March is a tough time of year for planning hikes, but this year with plenty of snow still lingering from February’s epic snowstorm it proved especially challenging. At the last minute, I wound up switching up our plans to avoid steep icy trails, choosing the Line Kiln Trail based entirely on the fact that a recent trip report mentioned zero snow. Lime Kiln is one of several trails that I very well may have hiked as a child, but have no memory of, so I went in to our March Alpine Trails Book Club hike with fresh eyes.

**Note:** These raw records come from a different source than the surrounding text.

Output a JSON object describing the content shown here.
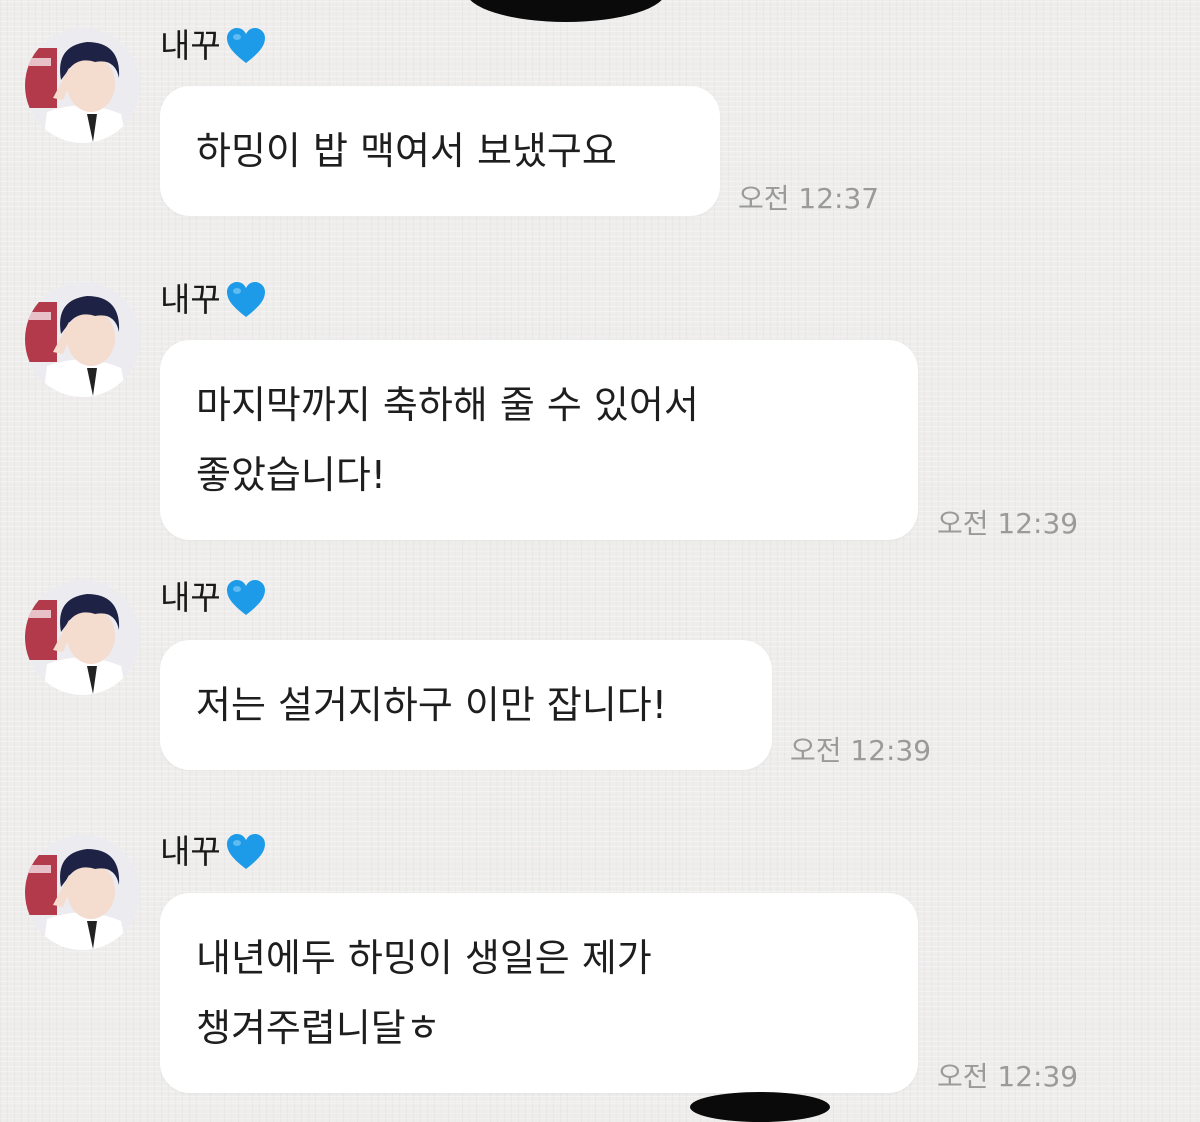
{
  "messages": [
    {
      "sender": "내꾸",
      "heart_icon": "blue-heart-icon",
      "lines": [
        "하밍이 밥 맥여서 보냈구요"
      ],
      "time": "오전 12:37"
    },
    {
      "sender": "내꾸",
      "heart_icon": "blue-heart-icon",
      "lines": [
        "마지막까지 축하해 줄 수 있어서",
        "좋았습니다!"
      ],
      "time": "오전 12:39"
    },
    {
      "sender": "내꾸",
      "heart_icon": "blue-heart-icon",
      "lines": [
        "저는 설거지하구 이만 잡니다!"
      ],
      "time": "오전 12:39"
    },
    {
      "sender": "내꾸",
      "heart_icon": "blue-heart-icon",
      "lines": [
        "내년에두 하밍이 생일은 제가",
        "챙겨주렵니달ㅎ"
      ],
      "time": "오전 12:39"
    }
  ],
  "colors": {
    "background": "#eeedec",
    "bubble": "#ffffff",
    "heart": "#1e9be8",
    "time_text": "#9a9a9a"
  }
}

Paired with The Hidden Life of Trees by Peter Wohlleben as our book for the month, I’d been hoping for hike through mossy old growth, and the Lime Kiln trail did not disappoint! Even during the dregs of winter, the forest we wound through was lush and verdant. Many of the trees we passed were covered not only in a variety of mosses, but in hundreds of delicate licorice ferns. After what felt like a winter that might never end, I was especially relieved to see indian plum, skunk cabbage, and even some budding trillium all promising a change in seasons. As we settled down for lunch on the banks of the South Fork Stillaguamish River, we found ourselves unable to hold a conversation of the river roaring with early spring snow melt. Instead of our traditional book discussion over lunch, we listened to the river, soaking in the scents and sounds of the crashing water and fragrant forest. All around, it was a day that proved to be an excellent way to mark the shift - finally- from winter into spring!